BEGIN

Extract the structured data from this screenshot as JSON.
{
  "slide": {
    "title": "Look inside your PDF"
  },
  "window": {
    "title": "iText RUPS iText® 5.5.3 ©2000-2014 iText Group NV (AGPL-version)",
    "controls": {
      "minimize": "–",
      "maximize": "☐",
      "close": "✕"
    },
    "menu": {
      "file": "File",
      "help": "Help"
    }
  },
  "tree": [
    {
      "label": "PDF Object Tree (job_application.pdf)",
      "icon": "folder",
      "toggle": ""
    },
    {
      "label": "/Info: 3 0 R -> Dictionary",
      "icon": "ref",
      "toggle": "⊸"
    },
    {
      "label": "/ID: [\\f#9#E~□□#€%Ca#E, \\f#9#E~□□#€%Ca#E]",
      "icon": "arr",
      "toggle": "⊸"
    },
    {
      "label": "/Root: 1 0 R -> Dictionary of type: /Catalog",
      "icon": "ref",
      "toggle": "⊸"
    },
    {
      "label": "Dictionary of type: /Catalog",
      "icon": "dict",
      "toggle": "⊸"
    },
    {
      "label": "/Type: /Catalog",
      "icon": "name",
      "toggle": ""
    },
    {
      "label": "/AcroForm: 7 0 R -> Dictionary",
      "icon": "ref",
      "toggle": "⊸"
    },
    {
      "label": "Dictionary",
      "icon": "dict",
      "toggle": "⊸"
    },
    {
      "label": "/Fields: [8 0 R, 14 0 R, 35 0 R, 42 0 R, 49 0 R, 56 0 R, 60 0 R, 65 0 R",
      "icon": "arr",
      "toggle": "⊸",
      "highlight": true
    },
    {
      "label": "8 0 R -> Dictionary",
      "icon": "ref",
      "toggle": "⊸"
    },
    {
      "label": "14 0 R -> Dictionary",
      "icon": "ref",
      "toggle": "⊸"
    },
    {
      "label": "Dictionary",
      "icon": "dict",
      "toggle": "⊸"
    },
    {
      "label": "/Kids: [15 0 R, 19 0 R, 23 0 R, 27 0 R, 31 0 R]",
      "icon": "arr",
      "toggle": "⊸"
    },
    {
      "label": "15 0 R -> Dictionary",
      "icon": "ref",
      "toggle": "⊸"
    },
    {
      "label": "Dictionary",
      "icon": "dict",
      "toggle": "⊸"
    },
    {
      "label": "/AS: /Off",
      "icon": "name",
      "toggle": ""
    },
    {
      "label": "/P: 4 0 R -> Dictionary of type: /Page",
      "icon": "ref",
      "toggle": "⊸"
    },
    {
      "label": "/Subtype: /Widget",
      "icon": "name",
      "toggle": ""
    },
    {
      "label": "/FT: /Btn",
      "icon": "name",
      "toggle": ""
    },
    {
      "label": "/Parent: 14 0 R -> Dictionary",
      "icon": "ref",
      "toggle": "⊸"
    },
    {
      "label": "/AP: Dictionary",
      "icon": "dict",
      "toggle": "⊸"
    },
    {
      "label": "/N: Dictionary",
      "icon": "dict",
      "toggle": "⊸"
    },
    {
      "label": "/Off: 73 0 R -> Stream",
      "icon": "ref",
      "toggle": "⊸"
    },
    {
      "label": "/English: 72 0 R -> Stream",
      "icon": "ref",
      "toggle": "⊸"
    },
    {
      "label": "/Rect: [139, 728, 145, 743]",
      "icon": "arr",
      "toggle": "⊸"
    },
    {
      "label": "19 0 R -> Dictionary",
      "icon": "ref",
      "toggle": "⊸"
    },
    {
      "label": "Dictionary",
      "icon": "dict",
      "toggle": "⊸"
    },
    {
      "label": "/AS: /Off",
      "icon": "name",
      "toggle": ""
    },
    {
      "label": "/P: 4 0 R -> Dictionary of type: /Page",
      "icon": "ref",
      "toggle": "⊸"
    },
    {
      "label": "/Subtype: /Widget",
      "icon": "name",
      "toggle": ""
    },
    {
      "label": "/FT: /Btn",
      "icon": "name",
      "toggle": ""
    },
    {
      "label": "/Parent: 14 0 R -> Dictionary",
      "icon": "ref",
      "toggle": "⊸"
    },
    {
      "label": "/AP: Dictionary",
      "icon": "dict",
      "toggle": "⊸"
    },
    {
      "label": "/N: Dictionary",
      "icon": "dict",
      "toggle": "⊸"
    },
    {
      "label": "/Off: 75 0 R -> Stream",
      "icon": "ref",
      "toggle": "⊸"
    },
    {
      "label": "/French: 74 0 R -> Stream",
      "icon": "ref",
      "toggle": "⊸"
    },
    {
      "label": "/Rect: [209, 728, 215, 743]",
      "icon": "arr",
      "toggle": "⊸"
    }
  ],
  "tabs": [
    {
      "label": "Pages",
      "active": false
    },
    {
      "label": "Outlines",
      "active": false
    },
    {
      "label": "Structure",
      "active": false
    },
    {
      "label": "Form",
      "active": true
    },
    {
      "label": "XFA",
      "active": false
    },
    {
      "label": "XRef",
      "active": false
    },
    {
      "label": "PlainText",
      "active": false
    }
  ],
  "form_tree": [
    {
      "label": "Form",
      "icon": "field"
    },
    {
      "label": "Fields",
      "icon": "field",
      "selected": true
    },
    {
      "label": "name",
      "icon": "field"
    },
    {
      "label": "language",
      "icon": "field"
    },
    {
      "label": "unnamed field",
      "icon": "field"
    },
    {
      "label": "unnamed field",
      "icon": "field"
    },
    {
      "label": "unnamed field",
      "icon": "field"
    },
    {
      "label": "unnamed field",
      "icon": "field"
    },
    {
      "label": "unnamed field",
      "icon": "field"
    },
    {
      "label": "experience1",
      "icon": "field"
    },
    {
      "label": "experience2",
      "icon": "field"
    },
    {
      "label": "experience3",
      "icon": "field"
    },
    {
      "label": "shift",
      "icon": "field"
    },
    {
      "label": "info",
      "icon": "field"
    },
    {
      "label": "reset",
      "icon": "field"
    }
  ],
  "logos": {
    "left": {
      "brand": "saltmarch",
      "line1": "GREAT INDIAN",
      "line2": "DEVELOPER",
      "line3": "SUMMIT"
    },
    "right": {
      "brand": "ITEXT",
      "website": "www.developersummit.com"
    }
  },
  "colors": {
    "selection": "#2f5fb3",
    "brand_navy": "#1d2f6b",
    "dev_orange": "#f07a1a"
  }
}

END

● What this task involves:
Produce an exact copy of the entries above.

● Solution below:
Extract the structured data from this screenshot as JSON.
{
  "slide": {
    "title": "Look inside your PDF"
  },
  "window": {
    "title": "iText RUPS iText® 5.5.3 ©2000-2014 iText Group NV (AGPL-version)",
    "controls": {
      "minimize": "–",
      "maximize": "☐",
      "close": "✕"
    },
    "menu": {
      "file": "File",
      "help": "Help"
    }
  },
  "tree": [
    {
      "label": "PDF Object Tree (job_application.pdf)",
      "icon": "folder",
      "toggle": ""
    },
    {
      "label": "/Info: 3 0 R -> Dictionary",
      "icon": "ref",
      "toggle": "⊸"
    },
    {
      "label": "/ID: [\\f#9#E~□□#€%Ca#E, \\f#9#E~□□#€%Ca#E]",
      "icon": "arr",
      "toggle": "⊸"
    },
    {
      "label": "/Root: 1 0 R -> Dictionary of type: /Catalog",
      "icon": "ref",
      "toggle": "⊸"
    },
    {
      "label": "Dictionary of type: /Catalog",
      "icon": "dict",
      "toggle": "⊸"
    },
    {
      "label": "/Type: /Catalog",
      "icon": "name",
      "toggle": ""
    },
    {
      "label": "/AcroForm: 7 0 R -> Dictionary",
      "icon": "ref",
      "toggle": "⊸"
    },
    {
      "label": "Dictionary",
      "icon": "dict",
      "toggle": "⊸"
    },
    {
      "label": "/Fields: [8 0 R, 14 0 R, 35 0 R, 42 0 R, 49 0 R, 56 0 R, 60 0 R, 65 0 R",
      "icon": "arr",
      "toggle": "⊸",
      "highlight": true
    },
    {
      "label": "8 0 R -> Dictionary",
      "icon": "ref",
      "toggle": "⊸"
    },
    {
      "label": "14 0 R -> Dictionary",
      "icon": "ref",
      "toggle": "⊸"
    },
    {
      "label": "Dictionary",
      "icon": "dict",
      "toggle": "⊸"
    },
    {
      "label": "/Kids: [15 0 R, 19 0 R, 23 0 R, 27 0 R, 31 0 R]",
      "icon": "arr",
      "toggle": "⊸"
    },
    {
      "label": "15 0 R -> Dictionary",
      "icon": "ref",
      "toggle": "⊸"
    },
    {
      "label": "Dictionary",
      "icon": "dict",
      "toggle": "⊸"
    },
    {
      "label": "/AS: /Off",
      "icon": "name",
      "toggle": ""
    },
    {
      "label": "/P: 4 0 R -> Dictionary of type: /Page",
      "icon": "ref",
      "toggle": "⊸"
    },
    {
      "label": "/Subtype: /Widget",
      "icon": "name",
      "toggle": ""
    },
    {
      "label": "/FT: /Btn",
      "icon": "name",
      "toggle": ""
    },
    {
      "label": "/Parent: 14 0 R -> Dictionary",
      "icon": "ref",
      "toggle": "⊸"
    },
    {
      "label": "/AP: Dictionary",
      "icon": "dict",
      "toggle": "⊸"
    },
    {
      "label": "/N: Dictionary",
      "icon": "dict",
      "toggle": "⊸"
    },
    {
      "label": "/Off: 73 0 R -> Stream",
      "icon": "ref",
      "toggle": "⊸"
    },
    {
      "label": "/English: 72 0 R -> Stream",
      "icon": "ref",
      "toggle": "⊸"
    },
    {
      "label": "/Rect: [139, 728, 145, 743]",
      "icon": "arr",
      "toggle": "⊸"
    },
    {
      "label": "19 0 R -> Dictionary",
      "icon": "ref",
      "toggle": "⊸"
    },
    {
      "label": "Dictionary",
      "icon": "dict",
      "toggle": "⊸"
    },
    {
      "label": "/AS: /Off",
      "icon": "name",
      "toggle": ""
    },
    {
      "label": "/P: 4 0 R -> Dictionary of type: /Page",
      "icon": "ref",
      "toggle": "⊸"
    },
    {
      "label": "/Subtype: /Widget",
      "icon": "name",
      "toggle": ""
    },
    {
      "label": "/FT: /Btn",
      "icon": "name",
      "toggle": ""
    },
    {
      "label": "/Parent: 14 0 R -> Dictionary",
      "icon": "ref",
      "toggle": "⊸"
    },
    {
      "label": "/AP: Dictionary",
      "icon": "dict",
      "toggle": "⊸"
    },
    {
      "label": "/N: Dictionary",
      "icon": "dict",
      "toggle": "⊸"
    },
    {
      "label": "/Off: 75 0 R -> Stream",
      "icon": "ref",
      "toggle": "⊸"
    },
    {
      "label": "/French: 74 0 R -> Stream",
      "icon": "ref",
      "toggle": "⊸"
    },
    {
      "label": "/Rect: [209, 728, 215, 743]",
      "icon": "arr",
      "toggle": "⊸"
    }
  ],
  "tabs": [
    {
      "label": "Pages",
      "active": false
    },
    {
      "label": "Outlines",
      "active": false
    },
    {
      "label": "Structure",
      "active": false
    },
    {
      "label": "Form",
      "active": true
    },
    {
      "label": "XFA",
      "active": false
    },
    {
      "label": "XRef",
      "active": false
    },
    {
      "label": "PlainText",
      "active": false
    }
  ],
  "form_tree": [
    {
      "label": "Form",
      "icon": "field"
    },
    {
      "label": "Fields",
      "icon": "field",
      "selected": true
    },
    {
      "label": "name",
      "icon": "field"
    },
    {
      "label": "language",
      "icon": "field"
    },
    {
      "label": "unnamed field",
      "icon": "field"
    },
    {
      "label": "unnamed field",
      "icon": "field"
    },
    {
      "label": "unnamed field",
      "icon": "field"
    },
    {
      "label": "unnamed field",
      "icon": "field"
    },
    {
      "label": "unnamed field",
      "icon": "field"
    },
    {
      "label": "experience1",
      "icon": "field"
    },
    {
      "label": "experience2",
      "icon": "field"
    },
    {
      "label": "experience3",
      "icon": "field"
    },
    {
      "label": "shift",
      "icon": "field"
    },
    {
      "label": "info",
      "icon": "field"
    },
    {
      "label": "reset",
      "icon": "field"
    }
  ],
  "logos": {
    "left": {
      "brand": "saltmarch",
      "line1": "GREAT INDIAN",
      "line2": "DEVELOPER",
      "line3": "SUMMIT"
    },
    "right": {
      "brand": "ITEXT",
      "website": "www.developersummit.com"
    }
  },
  "colors": {
    "selection": "#2f5fb3",
    "brand_navy": "#1d2f6b",
    "dev_orange": "#f07a1a"
  }
}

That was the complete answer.